Work instructions - Each line below needs to be duplicated without alteration.

Exercise data -
+++

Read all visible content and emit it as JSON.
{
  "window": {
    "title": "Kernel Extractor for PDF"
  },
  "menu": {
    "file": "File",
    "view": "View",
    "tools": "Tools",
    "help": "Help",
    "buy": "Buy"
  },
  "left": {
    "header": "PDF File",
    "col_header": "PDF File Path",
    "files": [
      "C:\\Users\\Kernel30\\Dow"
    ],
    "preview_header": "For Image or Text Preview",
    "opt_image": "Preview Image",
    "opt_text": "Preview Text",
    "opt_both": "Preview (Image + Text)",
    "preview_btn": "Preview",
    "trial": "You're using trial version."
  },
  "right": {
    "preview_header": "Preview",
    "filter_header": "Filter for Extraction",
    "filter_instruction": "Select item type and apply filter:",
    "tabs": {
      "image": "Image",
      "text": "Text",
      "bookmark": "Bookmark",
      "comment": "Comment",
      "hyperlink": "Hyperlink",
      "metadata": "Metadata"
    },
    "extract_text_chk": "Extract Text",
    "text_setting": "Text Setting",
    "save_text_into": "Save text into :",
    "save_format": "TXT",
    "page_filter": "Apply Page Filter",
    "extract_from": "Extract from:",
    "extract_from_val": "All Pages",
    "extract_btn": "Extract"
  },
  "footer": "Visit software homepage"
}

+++

Solution to this problem -
Read all visible content and emit it as JSON.
{
  "window": {
    "title": "Kernel Extractor for PDF"
  },
  "menu": {
    "file": "File",
    "view": "View",
    "tools": "Tools",
    "help": "Help",
    "buy": "Buy"
  },
  "left": {
    "header": "PDF File",
    "col_header": "PDF File Path",
    "files": [
      "C:\\Users\\Kernel30\\Dow"
    ],
    "preview_header": "For Image or Text Preview",
    "opt_image": "Preview Image",
    "opt_text": "Preview Text",
    "opt_both": "Preview (Image + Text)",
    "preview_btn": "Preview",
    "trial": "You're using trial version."
  },
  "right": {
    "preview_header": "Preview",
    "filter_header": "Filter for Extraction",
    "filter_instruction": "Select item type and apply filter:",
    "tabs": {
      "image": "Image",
      "text": "Text",
      "bookmark": "Bookmark",
      "comment": "Comment",
      "hyperlink": "Hyperlink",
      "metadata": "Metadata"
    },
    "extract_text_chk": "Extract Text",
    "text_setting": "Text Setting",
    "save_text_into": "Save text into :",
    "save_format": "TXT",
    "page_filter": "Apply Page Filter",
    "extract_from": "Extract from:",
    "extract_from_val": "All Pages",
    "extract_btn": "Extract"
  },
  "footer": "Visit software homepage"
}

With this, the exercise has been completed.